# What to produce
Work out how many lines of the records contain "Ctrl". Answer with the number and nothing else.

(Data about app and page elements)
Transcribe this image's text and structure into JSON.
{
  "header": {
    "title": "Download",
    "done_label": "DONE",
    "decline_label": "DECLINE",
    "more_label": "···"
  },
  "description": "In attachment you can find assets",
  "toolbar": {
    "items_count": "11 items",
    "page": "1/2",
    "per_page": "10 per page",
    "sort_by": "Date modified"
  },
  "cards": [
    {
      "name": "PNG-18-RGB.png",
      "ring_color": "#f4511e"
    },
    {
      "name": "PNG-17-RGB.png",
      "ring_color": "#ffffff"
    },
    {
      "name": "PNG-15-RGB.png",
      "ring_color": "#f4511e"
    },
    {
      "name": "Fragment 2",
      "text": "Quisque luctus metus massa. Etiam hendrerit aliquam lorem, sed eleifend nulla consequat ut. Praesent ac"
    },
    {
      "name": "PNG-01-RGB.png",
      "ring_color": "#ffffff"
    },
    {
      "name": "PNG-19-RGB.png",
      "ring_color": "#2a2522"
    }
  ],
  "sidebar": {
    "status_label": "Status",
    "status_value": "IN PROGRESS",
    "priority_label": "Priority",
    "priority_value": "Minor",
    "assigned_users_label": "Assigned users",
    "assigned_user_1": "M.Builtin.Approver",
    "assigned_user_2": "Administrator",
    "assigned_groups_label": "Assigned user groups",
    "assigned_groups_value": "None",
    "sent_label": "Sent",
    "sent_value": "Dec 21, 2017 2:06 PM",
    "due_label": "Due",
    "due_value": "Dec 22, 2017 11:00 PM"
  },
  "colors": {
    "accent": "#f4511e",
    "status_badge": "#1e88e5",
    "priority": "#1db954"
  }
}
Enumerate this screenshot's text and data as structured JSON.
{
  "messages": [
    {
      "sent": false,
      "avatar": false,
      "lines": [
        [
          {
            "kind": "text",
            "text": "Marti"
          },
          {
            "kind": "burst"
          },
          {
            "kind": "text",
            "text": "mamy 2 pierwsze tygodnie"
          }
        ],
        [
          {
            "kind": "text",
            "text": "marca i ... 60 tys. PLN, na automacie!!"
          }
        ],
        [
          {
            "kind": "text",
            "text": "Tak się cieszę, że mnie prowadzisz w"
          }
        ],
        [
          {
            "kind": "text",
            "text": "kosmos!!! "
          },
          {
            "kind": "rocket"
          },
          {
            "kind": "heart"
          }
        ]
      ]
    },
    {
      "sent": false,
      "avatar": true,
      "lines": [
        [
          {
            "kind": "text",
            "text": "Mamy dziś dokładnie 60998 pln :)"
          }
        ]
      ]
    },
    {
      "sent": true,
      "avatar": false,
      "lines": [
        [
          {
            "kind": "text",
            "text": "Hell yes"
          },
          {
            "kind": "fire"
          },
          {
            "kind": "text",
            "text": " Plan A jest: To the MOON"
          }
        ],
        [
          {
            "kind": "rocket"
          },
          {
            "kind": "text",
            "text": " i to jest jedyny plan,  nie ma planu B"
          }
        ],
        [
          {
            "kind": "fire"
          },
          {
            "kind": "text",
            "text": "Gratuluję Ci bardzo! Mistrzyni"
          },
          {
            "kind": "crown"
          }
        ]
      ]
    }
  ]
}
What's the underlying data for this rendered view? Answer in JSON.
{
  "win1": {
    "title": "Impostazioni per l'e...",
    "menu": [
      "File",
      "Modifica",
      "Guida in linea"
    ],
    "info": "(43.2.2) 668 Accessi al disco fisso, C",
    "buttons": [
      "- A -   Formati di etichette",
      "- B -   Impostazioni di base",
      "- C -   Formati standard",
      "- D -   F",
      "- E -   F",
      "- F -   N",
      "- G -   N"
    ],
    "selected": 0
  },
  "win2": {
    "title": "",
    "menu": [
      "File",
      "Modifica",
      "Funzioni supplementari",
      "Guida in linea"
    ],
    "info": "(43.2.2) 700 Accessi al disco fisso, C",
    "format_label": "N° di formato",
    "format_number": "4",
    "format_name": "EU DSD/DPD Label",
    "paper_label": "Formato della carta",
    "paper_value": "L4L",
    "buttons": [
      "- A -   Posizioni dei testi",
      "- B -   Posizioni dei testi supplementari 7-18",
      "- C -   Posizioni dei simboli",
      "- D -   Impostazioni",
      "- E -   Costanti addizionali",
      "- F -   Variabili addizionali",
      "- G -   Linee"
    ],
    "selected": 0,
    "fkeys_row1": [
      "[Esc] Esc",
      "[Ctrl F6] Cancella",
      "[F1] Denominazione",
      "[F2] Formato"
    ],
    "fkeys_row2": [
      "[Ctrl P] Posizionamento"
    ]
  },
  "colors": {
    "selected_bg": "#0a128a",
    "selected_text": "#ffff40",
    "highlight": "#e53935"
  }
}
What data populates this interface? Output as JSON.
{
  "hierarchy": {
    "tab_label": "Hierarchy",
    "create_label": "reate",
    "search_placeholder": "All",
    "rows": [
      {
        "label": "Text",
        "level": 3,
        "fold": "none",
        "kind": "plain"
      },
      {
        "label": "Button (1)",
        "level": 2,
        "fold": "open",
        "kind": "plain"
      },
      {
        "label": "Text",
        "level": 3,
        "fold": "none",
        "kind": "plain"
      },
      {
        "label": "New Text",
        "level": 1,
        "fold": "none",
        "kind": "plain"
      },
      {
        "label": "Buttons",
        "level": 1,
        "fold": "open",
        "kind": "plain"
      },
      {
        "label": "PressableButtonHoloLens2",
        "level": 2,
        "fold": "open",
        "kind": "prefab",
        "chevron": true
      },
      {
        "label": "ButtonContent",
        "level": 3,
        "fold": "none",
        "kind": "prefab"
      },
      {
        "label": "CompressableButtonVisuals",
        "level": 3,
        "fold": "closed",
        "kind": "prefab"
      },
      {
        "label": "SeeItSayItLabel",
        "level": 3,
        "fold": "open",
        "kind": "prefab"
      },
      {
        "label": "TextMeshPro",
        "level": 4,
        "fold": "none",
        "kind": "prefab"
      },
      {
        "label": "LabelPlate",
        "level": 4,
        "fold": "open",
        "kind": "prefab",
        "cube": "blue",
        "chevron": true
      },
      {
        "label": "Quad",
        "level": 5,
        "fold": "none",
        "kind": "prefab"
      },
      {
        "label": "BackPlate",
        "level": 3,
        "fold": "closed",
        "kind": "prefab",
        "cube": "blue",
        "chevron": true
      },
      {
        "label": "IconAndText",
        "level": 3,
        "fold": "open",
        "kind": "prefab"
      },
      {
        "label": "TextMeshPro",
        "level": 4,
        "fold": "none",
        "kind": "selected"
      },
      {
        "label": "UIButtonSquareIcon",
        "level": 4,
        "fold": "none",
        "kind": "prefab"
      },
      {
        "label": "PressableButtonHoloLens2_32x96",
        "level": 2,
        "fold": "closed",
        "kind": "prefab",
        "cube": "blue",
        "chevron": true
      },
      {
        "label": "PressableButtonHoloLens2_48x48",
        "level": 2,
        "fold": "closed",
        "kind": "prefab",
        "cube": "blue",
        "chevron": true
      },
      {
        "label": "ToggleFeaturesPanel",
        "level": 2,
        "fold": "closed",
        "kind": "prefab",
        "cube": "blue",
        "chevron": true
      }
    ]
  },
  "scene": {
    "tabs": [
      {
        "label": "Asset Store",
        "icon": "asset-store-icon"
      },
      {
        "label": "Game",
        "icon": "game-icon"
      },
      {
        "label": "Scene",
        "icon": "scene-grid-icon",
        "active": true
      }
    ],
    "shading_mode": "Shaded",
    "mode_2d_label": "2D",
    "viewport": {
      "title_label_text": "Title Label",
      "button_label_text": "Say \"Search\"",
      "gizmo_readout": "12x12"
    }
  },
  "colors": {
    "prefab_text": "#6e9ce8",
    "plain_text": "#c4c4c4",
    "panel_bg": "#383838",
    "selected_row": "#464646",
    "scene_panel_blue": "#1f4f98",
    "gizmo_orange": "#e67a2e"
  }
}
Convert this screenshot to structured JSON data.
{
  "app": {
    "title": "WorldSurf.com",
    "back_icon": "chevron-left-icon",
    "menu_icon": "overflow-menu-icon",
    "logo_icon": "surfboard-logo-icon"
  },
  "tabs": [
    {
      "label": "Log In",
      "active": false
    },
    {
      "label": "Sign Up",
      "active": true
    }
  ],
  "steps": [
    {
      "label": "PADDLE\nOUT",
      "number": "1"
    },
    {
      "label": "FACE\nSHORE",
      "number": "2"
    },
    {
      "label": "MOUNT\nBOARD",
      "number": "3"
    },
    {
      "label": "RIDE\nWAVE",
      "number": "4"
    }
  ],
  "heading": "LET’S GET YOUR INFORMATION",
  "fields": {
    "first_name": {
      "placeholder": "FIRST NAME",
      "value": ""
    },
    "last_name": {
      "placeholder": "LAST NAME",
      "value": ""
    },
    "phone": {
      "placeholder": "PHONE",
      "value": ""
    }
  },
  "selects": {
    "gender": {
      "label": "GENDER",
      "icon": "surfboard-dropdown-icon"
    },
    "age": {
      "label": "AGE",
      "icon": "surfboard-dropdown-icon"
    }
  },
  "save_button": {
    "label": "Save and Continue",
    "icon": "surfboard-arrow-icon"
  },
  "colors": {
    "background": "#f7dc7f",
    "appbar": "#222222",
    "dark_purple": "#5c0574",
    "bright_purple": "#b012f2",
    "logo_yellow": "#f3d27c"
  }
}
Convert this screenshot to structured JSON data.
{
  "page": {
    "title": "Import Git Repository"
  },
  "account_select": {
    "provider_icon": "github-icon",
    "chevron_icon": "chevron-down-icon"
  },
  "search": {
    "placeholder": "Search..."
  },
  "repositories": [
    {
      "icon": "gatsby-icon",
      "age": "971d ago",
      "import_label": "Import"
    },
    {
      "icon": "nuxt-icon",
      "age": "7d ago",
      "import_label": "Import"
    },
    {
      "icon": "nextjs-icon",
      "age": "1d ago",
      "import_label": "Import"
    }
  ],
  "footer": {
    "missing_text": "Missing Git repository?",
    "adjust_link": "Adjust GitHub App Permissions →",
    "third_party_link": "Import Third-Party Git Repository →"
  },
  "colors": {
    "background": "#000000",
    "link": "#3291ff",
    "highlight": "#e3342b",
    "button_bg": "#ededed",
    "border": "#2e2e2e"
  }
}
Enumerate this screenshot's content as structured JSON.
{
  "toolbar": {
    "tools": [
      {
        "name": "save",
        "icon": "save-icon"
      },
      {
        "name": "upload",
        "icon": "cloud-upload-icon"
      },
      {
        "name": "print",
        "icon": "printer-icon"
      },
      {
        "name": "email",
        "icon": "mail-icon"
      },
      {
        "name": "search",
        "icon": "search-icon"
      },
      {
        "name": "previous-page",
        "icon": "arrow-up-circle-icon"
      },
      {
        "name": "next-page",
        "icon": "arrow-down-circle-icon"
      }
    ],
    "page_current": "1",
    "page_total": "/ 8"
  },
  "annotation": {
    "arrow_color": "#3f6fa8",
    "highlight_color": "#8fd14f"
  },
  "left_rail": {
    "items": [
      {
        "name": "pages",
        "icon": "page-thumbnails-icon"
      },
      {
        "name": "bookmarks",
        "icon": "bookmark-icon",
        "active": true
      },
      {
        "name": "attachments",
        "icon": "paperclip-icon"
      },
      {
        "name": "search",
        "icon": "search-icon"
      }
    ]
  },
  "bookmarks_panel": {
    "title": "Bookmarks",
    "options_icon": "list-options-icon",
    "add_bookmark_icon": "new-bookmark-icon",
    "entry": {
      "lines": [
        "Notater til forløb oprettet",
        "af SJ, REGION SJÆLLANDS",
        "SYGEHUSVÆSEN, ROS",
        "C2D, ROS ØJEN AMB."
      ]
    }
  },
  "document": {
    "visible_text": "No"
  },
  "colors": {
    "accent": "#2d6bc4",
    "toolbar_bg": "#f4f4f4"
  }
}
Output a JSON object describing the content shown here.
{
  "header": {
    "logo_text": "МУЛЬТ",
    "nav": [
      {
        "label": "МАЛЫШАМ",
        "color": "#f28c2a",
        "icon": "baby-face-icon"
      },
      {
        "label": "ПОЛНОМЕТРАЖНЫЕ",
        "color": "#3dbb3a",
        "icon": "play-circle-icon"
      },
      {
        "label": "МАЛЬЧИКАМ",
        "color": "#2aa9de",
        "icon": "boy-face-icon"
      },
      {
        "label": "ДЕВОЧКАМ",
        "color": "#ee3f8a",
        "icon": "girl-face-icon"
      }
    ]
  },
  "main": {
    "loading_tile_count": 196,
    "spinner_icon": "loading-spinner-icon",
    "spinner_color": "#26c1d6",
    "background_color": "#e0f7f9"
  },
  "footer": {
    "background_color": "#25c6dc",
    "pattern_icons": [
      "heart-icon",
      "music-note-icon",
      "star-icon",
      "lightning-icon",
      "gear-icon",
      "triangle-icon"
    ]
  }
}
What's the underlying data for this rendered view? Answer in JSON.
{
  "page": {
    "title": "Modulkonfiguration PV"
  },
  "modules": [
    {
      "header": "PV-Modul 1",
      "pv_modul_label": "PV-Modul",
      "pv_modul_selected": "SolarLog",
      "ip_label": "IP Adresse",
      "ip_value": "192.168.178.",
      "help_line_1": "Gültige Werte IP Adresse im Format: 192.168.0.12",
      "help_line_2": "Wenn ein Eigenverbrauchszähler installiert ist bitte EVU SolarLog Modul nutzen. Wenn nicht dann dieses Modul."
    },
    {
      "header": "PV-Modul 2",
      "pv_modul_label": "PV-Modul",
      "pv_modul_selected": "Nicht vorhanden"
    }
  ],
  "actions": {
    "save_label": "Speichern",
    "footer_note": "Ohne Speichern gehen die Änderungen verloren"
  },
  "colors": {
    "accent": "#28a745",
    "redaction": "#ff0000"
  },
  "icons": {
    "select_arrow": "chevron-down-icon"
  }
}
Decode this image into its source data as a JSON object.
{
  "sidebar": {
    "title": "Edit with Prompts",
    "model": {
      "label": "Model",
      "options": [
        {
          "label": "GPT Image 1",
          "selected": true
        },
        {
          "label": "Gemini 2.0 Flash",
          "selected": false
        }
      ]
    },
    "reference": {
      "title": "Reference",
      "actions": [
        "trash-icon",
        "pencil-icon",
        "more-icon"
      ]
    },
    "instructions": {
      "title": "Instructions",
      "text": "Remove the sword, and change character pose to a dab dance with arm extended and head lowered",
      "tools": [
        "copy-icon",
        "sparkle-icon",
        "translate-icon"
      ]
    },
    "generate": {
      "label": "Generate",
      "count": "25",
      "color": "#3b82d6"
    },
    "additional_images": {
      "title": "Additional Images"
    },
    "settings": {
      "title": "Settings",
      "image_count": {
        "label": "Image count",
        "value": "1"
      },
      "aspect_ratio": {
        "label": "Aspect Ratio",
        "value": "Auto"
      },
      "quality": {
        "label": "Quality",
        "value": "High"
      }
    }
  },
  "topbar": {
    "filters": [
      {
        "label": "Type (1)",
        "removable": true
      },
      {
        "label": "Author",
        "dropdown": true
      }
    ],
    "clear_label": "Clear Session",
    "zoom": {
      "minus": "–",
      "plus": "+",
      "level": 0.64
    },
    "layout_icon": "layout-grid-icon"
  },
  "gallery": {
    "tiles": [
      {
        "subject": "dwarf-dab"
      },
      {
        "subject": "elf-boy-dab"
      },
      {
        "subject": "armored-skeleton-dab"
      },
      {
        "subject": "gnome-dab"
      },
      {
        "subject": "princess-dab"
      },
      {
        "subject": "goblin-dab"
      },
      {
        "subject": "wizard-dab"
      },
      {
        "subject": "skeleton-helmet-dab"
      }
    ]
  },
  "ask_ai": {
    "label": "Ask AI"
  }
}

# Result for this exercise
2